As part of my year end wrap-up for 2018, I planned to send 50 thank yous out to folks who were part of my 2018. Over the holidays, I made this happen and happy to report everything’s hit the mail. Here’s how it worked:
I got 50 cards made, featuring a picture of me speaking on the cover and the TIE logo on the back. Simple design, well-executed by Vistaprint.
I used a spreadsheet to designate recipients, collect physical addresses, and assign a quote to each one.
The “50” were a mix of clients, advisors, prospective clients, folks I didn’t end up working with, and some people who are genuinely supportive of my little venture. Having this mix made me reflect on what I am grateful for and what I can better notice or seek out throughout the year.
I hand wrote a note to each person on the lower panel, thanking hem for a specific contribution to my success, and printed the quote on the upper panel.
Each thank you was different, but followed a similar structure (here’s what this is, here’s my message to you, good luck w/ a specific thing in 2019). Most importantly to me there were no appeals to work together or what the person could do for me. Skipping that ask felt good and made the message more meaningful, in my view.
While I like the idea of a year-end thank you, it’s time-consuming and methodical, so doing it monthly or weekly may be a better or just-as-good option.

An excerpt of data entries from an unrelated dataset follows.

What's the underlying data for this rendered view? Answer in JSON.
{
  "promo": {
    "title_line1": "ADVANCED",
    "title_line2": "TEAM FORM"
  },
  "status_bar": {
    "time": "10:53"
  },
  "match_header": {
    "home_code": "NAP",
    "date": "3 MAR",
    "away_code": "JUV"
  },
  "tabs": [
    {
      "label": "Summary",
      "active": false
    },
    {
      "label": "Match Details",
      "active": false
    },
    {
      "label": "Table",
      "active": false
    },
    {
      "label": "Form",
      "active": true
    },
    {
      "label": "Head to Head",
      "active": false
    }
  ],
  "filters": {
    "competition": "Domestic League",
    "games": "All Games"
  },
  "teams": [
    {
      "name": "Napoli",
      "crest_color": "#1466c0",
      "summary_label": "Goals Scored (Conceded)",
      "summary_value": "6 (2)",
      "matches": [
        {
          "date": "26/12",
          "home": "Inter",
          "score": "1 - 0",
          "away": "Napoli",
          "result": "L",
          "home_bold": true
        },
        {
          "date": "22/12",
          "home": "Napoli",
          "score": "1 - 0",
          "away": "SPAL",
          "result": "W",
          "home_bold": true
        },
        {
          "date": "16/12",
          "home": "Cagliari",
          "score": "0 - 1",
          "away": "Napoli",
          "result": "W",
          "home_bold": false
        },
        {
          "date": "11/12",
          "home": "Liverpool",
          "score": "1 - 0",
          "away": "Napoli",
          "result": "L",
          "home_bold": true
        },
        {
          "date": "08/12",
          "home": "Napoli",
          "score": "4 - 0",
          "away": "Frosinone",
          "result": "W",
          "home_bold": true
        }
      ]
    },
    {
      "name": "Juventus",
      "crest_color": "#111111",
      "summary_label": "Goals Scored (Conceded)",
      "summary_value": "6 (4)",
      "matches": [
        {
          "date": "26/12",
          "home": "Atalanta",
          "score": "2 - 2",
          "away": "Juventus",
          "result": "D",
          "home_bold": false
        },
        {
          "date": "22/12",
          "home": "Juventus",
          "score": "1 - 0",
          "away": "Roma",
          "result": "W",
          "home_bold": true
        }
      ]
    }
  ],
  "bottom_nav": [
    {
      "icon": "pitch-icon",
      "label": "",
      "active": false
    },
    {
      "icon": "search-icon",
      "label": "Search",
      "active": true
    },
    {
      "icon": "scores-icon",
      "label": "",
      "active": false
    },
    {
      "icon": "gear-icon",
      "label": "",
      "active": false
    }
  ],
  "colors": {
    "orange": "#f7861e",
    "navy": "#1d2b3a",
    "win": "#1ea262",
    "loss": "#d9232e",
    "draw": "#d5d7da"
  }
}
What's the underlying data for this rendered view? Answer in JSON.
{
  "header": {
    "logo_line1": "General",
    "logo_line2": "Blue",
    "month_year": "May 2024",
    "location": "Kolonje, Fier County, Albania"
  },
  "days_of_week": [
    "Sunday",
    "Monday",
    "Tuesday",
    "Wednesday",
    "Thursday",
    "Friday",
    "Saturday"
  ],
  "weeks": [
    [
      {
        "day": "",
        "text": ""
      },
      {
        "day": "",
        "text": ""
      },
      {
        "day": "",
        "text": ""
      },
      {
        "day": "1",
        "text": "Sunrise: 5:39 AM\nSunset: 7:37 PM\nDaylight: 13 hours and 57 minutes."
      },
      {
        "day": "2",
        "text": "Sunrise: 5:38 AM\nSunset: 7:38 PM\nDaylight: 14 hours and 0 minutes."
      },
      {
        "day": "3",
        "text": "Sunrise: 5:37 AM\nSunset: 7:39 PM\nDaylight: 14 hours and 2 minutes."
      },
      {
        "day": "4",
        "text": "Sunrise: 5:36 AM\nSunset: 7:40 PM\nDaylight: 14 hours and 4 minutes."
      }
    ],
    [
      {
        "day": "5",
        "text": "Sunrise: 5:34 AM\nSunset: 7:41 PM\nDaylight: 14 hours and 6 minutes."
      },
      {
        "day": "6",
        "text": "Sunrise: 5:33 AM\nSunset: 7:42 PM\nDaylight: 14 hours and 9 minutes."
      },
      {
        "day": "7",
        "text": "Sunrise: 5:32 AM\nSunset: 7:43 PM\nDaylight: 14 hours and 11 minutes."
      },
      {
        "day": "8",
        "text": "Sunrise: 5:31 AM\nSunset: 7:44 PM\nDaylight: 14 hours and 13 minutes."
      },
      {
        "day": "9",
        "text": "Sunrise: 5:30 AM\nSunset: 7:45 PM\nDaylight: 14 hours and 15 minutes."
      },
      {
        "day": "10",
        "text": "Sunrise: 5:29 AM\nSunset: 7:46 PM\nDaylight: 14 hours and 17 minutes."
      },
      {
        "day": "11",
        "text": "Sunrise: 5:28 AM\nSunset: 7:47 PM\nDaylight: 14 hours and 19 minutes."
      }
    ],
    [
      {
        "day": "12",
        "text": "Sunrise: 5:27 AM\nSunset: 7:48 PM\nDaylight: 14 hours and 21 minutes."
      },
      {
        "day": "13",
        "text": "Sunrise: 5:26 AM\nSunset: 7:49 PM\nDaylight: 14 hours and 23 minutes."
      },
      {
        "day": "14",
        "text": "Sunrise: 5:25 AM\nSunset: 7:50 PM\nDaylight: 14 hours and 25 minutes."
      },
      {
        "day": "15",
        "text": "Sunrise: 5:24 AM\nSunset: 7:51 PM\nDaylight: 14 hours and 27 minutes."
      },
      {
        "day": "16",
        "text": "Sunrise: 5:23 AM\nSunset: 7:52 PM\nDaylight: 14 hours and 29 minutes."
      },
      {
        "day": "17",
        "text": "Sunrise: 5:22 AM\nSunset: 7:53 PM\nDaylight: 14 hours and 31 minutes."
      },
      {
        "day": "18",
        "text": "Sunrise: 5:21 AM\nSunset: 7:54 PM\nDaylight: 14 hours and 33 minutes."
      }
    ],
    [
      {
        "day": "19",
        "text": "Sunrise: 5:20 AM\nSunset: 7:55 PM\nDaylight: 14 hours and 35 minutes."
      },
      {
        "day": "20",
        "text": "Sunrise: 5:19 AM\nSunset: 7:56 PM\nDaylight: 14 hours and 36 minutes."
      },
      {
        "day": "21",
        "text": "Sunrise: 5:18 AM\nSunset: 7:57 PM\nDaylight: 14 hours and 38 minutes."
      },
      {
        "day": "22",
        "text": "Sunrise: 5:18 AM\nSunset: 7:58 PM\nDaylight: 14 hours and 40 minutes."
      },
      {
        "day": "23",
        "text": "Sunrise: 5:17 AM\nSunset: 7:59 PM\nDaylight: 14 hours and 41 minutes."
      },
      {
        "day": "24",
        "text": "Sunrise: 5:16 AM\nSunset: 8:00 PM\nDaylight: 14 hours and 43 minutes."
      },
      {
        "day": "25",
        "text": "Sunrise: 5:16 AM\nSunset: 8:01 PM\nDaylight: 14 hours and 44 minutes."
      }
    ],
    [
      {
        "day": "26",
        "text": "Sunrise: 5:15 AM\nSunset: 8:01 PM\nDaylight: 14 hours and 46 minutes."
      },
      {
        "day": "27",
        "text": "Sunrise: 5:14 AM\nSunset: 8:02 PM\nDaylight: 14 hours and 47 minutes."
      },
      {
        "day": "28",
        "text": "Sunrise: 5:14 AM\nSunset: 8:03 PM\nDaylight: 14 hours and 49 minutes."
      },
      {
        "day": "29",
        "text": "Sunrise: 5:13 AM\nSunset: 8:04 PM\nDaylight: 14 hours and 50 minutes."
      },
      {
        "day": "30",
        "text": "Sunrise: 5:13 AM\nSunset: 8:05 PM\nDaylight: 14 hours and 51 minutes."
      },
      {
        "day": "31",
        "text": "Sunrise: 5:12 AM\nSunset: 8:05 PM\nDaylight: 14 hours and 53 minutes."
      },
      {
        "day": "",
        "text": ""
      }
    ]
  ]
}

Daily seems overwhelming.
One of the benefits of doing it year-end is that is revisits moments that may have otherwise faded with an immediate thank you. In a sense, you have another chance to reframe your memories, for yourself and perhaps for the other person.
Despite it being an extra complication to get physical addresses, this is absolutely not something I’d replace with digital. A few folks remarked how glad they were to receive this in handwriting.
I definitely recommend trying this project in a form that works for you. Just don’t cheat by using your holiday cards.
Founder, The Idea Enthusiast. Speaker, Trainer, Facilitator, and writer about all things creative consulting. DC-based consultant to individuals who want to be more creative, teams who want to collaborate without fear, and anyone who wants to deliver the best pitches and presentations.